Task>
When a record holds a picture, leave the picture out and copy everything else exactly.
▼
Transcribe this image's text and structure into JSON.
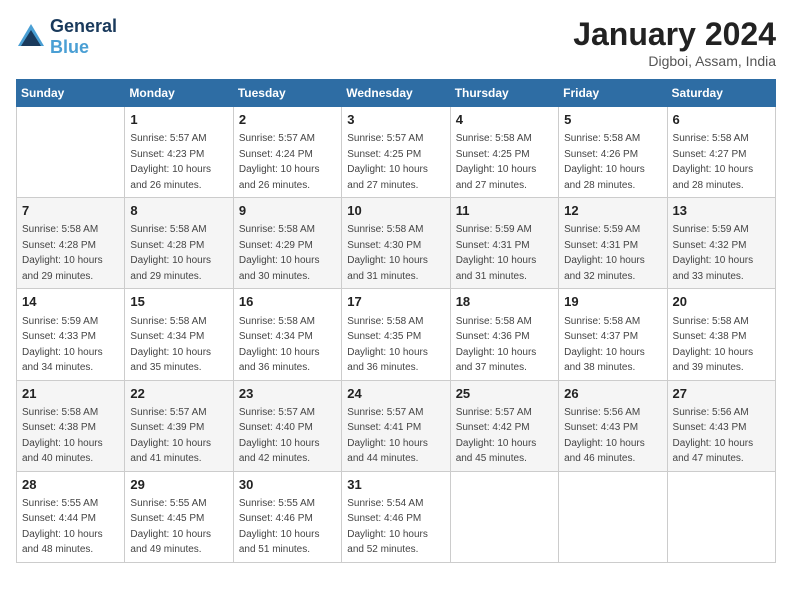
{
  "header": {
    "logo_line1": "General",
    "logo_line2": "Blue",
    "month": "January 2024",
    "location": "Digboi, Assam, India"
  },
  "days_of_week": [
    "Sunday",
    "Monday",
    "Tuesday",
    "Wednesday",
    "Thursday",
    "Friday",
    "Saturday"
  ],
  "weeks": [
    [
      {
        "day": "",
        "sunrise": "",
        "sunset": "",
        "daylight": ""
      },
      {
        "day": "1",
        "sunrise": "Sunrise: 5:57 AM",
        "sunset": "Sunset: 4:23 PM",
        "daylight": "Daylight: 10 hours and 26 minutes."
      },
      {
        "day": "2",
        "sunrise": "Sunrise: 5:57 AM",
        "sunset": "Sunset: 4:24 PM",
        "daylight": "Daylight: 10 hours and 26 minutes."
      },
      {
        "day": "3",
        "sunrise": "Sunrise: 5:57 AM",
        "sunset": "Sunset: 4:25 PM",
        "daylight": "Daylight: 10 hours and 27 minutes."
      },
      {
        "day": "4",
        "sunrise": "Sunrise: 5:58 AM",
        "sunset": "Sunset: 4:25 PM",
        "daylight": "Daylight: 10 hours and 27 minutes."
      },
      {
        "day": "5",
        "sunrise": "Sunrise: 5:58 AM",
        "sunset": "Sunset: 4:26 PM",
        "daylight": "Daylight: 10 hours and 28 minutes."
      },
      {
        "day": "6",
        "sunrise": "Sunrise: 5:58 AM",
        "sunset": "Sunset: 4:27 PM",
        "daylight": "Daylight: 10 hours and 28 minutes."
      }
    ],
    [
      {
        "day": "7",
        "sunrise": "Sunrise: 5:58 AM",
        "sunset": "Sunset: 4:28 PM",
        "daylight": "Daylight: 10 hours and 29 minutes."
      },
      {
        "day": "8",
        "sunrise": "Sunrise: 5:58 AM",
        "sunset": "Sunset: 4:28 PM",
        "daylight": "Daylight: 10 hours and 29 minutes."
      },
      {
        "day": "9",
        "sunrise": "Sunrise: 5:58 AM",
        "sunset": "Sunset: 4:29 PM",
        "daylight": "Daylight: 10 hours and 30 minutes."
      },
      {
        "day": "10",
        "sunrise": "Sunrise: 5:58 AM",
        "sunset": "Sunset: 4:30 PM",
        "daylight": "Daylight: 10 hours and 31 minutes."
      },
      {
        "day": "11",
        "sunrise": "Sunrise: 5:59 AM",
        "sunset": "Sunset: 4:31 PM",
        "daylight": "Daylight: 10 hours and 31 minutes."
      },
      {
        "day": "12",
        "sunrise": "Sunrise: 5:59 AM",
        "sunset": "Sunset: 4:31 PM",
        "daylight": "Daylight: 10 hours and 32 minutes."
      },
      {
        "day": "13",
        "sunrise": "Sunrise: 5:59 AM",
        "sunset": "Sunset: 4:32 PM",
        "daylight": "Daylight: 10 hours and 33 minutes."
      }
    ],
    [
      {
        "day": "14",
        "sunrise": "Sunrise: 5:59 AM",
        "sunset": "Sunset: 4:33 PM",
        "daylight": "Daylight: 10 hours and 34 minutes."
      },
      {
        "day": "15",
        "sunrise": "Sunrise: 5:58 AM",
        "sunset": "Sunset: 4:34 PM",
        "daylight": "Daylight: 10 hours and 35 minutes."
      },
      {
        "day": "16",
        "sunrise": "Sunrise: 5:58 AM",
        "sunset": "Sunset: 4:34 PM",
        "daylight": "Daylight: 10 hours and 36 minutes."
      },
      {
        "day": "17",
        "sunrise": "Sunrise: 5:58 AM",
        "sunset": "Sunset: 4:35 PM",
        "daylight": "Daylight: 10 hours and 36 minutes."
      },
      {
        "day": "18",
        "sunrise": "Sunrise: 5:58 AM",
        "sunset": "Sunset: 4:36 PM",
        "daylight": "Daylight: 10 hours and 37 minutes."
      },
      {
        "day": "19",
        "sunrise": "Sunrise: 5:58 AM",
        "sunset": "Sunset: 4:37 PM",
        "daylight": "Daylight: 10 hours and 38 minutes."
      },
      {
        "day": "20",
        "sunrise": "Sunrise: 5:58 AM",
        "sunset": "Sunset: 4:38 PM",
        "daylight": "Daylight: 10 hours and 39 minutes."
      }
    ],
    [
      {
        "day": "21",
        "sunrise": "Sunrise: 5:58 AM",
        "sunset": "Sunset: 4:38 PM",
        "daylight": "Daylight: 10 hours and 40 minutes."
      },
      {
        "day": "22",
        "sunrise": "Sunrise: 5:57 AM",
        "sunset": "Sunset: 4:39 PM",
        "daylight": "Daylight: 10 hours and 41 minutes."
      },
      {
        "day": "23",
        "sunrise": "Sunrise: 5:57 AM",
        "sunset": "Sunset: 4:40 PM",
        "daylight": "Daylight: 10 hours and 42 minutes."
      },
      {
        "day": "24",
        "sunrise": "Sunrise: 5:57 AM",
        "sunset": "Sunset: 4:41 PM",
        "daylight": "Daylight: 10 hours and 44 minutes."
      },
      {
        "day": "25",
        "sunrise": "Sunrise: 5:57 AM",
        "sunset": "Sunset: 4:42 PM",
        "daylight": "Daylight: 10 hours and 45 minutes."
      },
      {
        "day": "26",
        "sunrise": "Sunrise: 5:56 AM",
        "sunset": "Sunset: 4:43 PM",
        "daylight": "Daylight: 10 hours and 46 minutes."
      },
      {
        "day": "27",
        "sunrise": "Sunrise: 5:56 AM",
        "sunset": "Sunset: 4:43 PM",
        "daylight": "Daylight: 10 hours and 47 minutes."
      }
    ],
    [
      {
        "day": "28",
        "sunrise": "Sunrise: 5:55 AM",
        "sunset": "Sunset: 4:44 PM",
        "daylight": "Daylight: 10 hours and 48 minutes."
      },
      {
        "day": "29",
        "sunrise": "Sunrise: 5:55 AM",
        "sunset": "Sunset: 4:45 PM",
        "daylight": "Daylight: 10 hours and 49 minutes."
      },
      {
        "day": "30",
        "sunrise": "Sunrise: 5:55 AM",
        "sunset": "Sunset: 4:46 PM",
        "daylight": "Daylight: 10 hours and 51 minutes."
      },
      {
        "day": "31",
        "sunrise": "Sunrise: 5:54 AM",
        "sunset": "Sunset: 4:46 PM",
        "daylight": "Daylight: 10 hours and 52 minutes."
      },
      {
        "day": "",
        "sunrise": "",
        "sunset": "",
        "daylight": ""
      },
      {
        "day": "",
        "sunrise": "",
        "sunset": "",
        "daylight": ""
      },
      {
        "day": "",
        "sunrise": "",
        "sunset": "",
        "daylight": ""
      }
    ]
  ]
}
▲
Solution>
Transcribe this image's text and structure into JSON.
{
  "header": {
    "logo_line1": "General",
    "logo_line2": "Blue",
    "month": "January 2024",
    "location": "Digboi, Assam, India"
  },
  "days_of_week": [
    "Sunday",
    "Monday",
    "Tuesday",
    "Wednesday",
    "Thursday",
    "Friday",
    "Saturday"
  ],
  "weeks": [
    [
      {
        "day": "",
        "sunrise": "",
        "sunset": "",
        "daylight": ""
      },
      {
        "day": "1",
        "sunrise": "Sunrise: 5:57 AM",
        "sunset": "Sunset: 4:23 PM",
        "daylight": "Daylight: 10 hours and 26 minutes."
      },
      {
        "day": "2",
        "sunrise": "Sunrise: 5:57 AM",
        "sunset": "Sunset: 4:24 PM",
        "daylight": "Daylight: 10 hours and 26 minutes."
      },
      {
        "day": "3",
        "sunrise": "Sunrise: 5:57 AM",
        "sunset": "Sunset: 4:25 PM",
        "daylight": "Daylight: 10 hours and 27 minutes."
      },
      {
        "day": "4",
        "sunrise": "Sunrise: 5:58 AM",
        "sunset": "Sunset: 4:25 PM",
        "daylight": "Daylight: 10 hours and 27 minutes."
      },
      {
        "day": "5",
        "sunrise": "Sunrise: 5:58 AM",
        "sunset": "Sunset: 4:26 PM",
        "daylight": "Daylight: 10 hours and 28 minutes."
      },
      {
        "day": "6",
        "sunrise": "Sunrise: 5:58 AM",
        "sunset": "Sunset: 4:27 PM",
        "daylight": "Daylight: 10 hours and 28 minutes."
      }
    ],
    [
      {
        "day": "7",
        "sunrise": "Sunrise: 5:58 AM",
        "sunset": "Sunset: 4:28 PM",
        "daylight": "Daylight: 10 hours and 29 minutes."
      },
      {
        "day": "8",
        "sunrise": "Sunrise: 5:58 AM",
        "sunset": "Sunset: 4:28 PM",
        "daylight": "Daylight: 10 hours and 29 minutes."
      },
      {
        "day": "9",
        "sunrise": "Sunrise: 5:58 AM",
        "sunset": "Sunset: 4:29 PM",
        "daylight": "Daylight: 10 hours and 30 minutes."
      },
      {
        "day": "10",
        "sunrise": "Sunrise: 5:58 AM",
        "sunset": "Sunset: 4:30 PM",
        "daylight": "Daylight: 10 hours and 31 minutes."
      },
      {
        "day": "11",
        "sunrise": "Sunrise: 5:59 AM",
        "sunset": "Sunset: 4:31 PM",
        "daylight": "Daylight: 10 hours and 31 minutes."
      },
      {
        "day": "12",
        "sunrise": "Sunrise: 5:59 AM",
        "sunset": "Sunset: 4:31 PM",
        "daylight": "Daylight: 10 hours and 32 minutes."
      },
      {
        "day": "13",
        "sunrise": "Sunrise: 5:59 AM",
        "sunset": "Sunset: 4:32 PM",
        "daylight": "Daylight: 10 hours and 33 minutes."
      }
    ],
    [
      {
        "day": "14",
        "sunrise": "Sunrise: 5:59 AM",
        "sunset": "Sunset: 4:33 PM",
        "daylight": "Daylight: 10 hours and 34 minutes."
      },
      {
        "day": "15",
        "sunrise": "Sunrise: 5:58 AM",
        "sunset": "Sunset: 4:34 PM",
        "daylight": "Daylight: 10 hours and 35 minutes."
      },
      {
        "day": "16",
        "sunrise": "Sunrise: 5:58 AM",
        "sunset": "Sunset: 4:34 PM",
        "daylight": "Daylight: 10 hours and 36 minutes."
      },
      {
        "day": "17",
        "sunrise": "Sunrise: 5:58 AM",
        "sunset": "Sunset: 4:35 PM",
        "daylight": "Daylight: 10 hours and 36 minutes."
      },
      {
        "day": "18",
        "sunrise": "Sunrise: 5:58 AM",
        "sunset": "Sunset: 4:36 PM",
        "daylight": "Daylight: 10 hours and 37 minutes."
      },
      {
        "day": "19",
        "sunrise": "Sunrise: 5:58 AM",
        "sunset": "Sunset: 4:37 PM",
        "daylight": "Daylight: 10 hours and 38 minutes."
      },
      {
        "day": "20",
        "sunrise": "Sunrise: 5:58 AM",
        "sunset": "Sunset: 4:38 PM",
        "daylight": "Daylight: 10 hours and 39 minutes."
      }
    ],
    [
      {
        "day": "21",
        "sunrise": "Sunrise: 5:58 AM",
        "sunset": "Sunset: 4:38 PM",
        "daylight": "Daylight: 10 hours and 40 minutes."
      },
      {
        "day": "22",
        "sunrise": "Sunrise: 5:57 AM",
        "sunset": "Sunset: 4:39 PM",
        "daylight": "Daylight: 10 hours and 41 minutes."
      },
      {
        "day": "23",
        "sunrise": "Sunrise: 5:57 AM",
        "sunset": "Sunset: 4:40 PM",
        "daylight": "Daylight: 10 hours and 42 minutes."
      },
      {
        "day": "24",
        "sunrise": "Sunrise: 5:57 AM",
        "sunset": "Sunset: 4:41 PM",
        "daylight": "Daylight: 10 hours and 44 minutes."
      },
      {
        "day": "25",
        "sunrise": "Sunrise: 5:57 AM",
        "sunset": "Sunset: 4:42 PM",
        "daylight": "Daylight: 10 hours and 45 minutes."
      },
      {
        "day": "26",
        "sunrise": "Sunrise: 5:56 AM",
        "sunset": "Sunset: 4:43 PM",
        "daylight": "Daylight: 10 hours and 46 minutes."
      },
      {
        "day": "27",
        "sunrise": "Sunrise: 5:56 AM",
        "sunset": "Sunset: 4:43 PM",
        "daylight": "Daylight: 10 hours and 47 minutes."
      }
    ],
    [
      {
        "day": "28",
        "sunrise": "Sunrise: 5:55 AM",
        "sunset": "Sunset: 4:44 PM",
        "daylight": "Daylight: 10 hours and 48 minutes."
      },
      {
        "day": "29",
        "sunrise": "Sunrise: 5:55 AM",
        "sunset": "Sunset: 4:45 PM",
        "daylight": "Daylight: 10 hours and 49 minutes."
      },
      {
        "day": "30",
        "sunrise": "Sunrise: 5:55 AM",
        "sunset": "Sunset: 4:46 PM",
        "daylight": "Daylight: 10 hours and 51 minutes."
      },
      {
        "day": "31",
        "sunrise": "Sunrise: 5:54 AM",
        "sunset": "Sunset: 4:46 PM",
        "daylight": "Daylight: 10 hours and 52 minutes."
      },
      {
        "day": "",
        "sunrise": "",
        "sunset": "",
        "daylight": ""
      },
      {
        "day": "",
        "sunrise": "",
        "sunset": "",
        "daylight": ""
      },
      {
        "day": "",
        "sunrise": "",
        "sunset": "",
        "daylight": ""
      }
    ]
  ]
}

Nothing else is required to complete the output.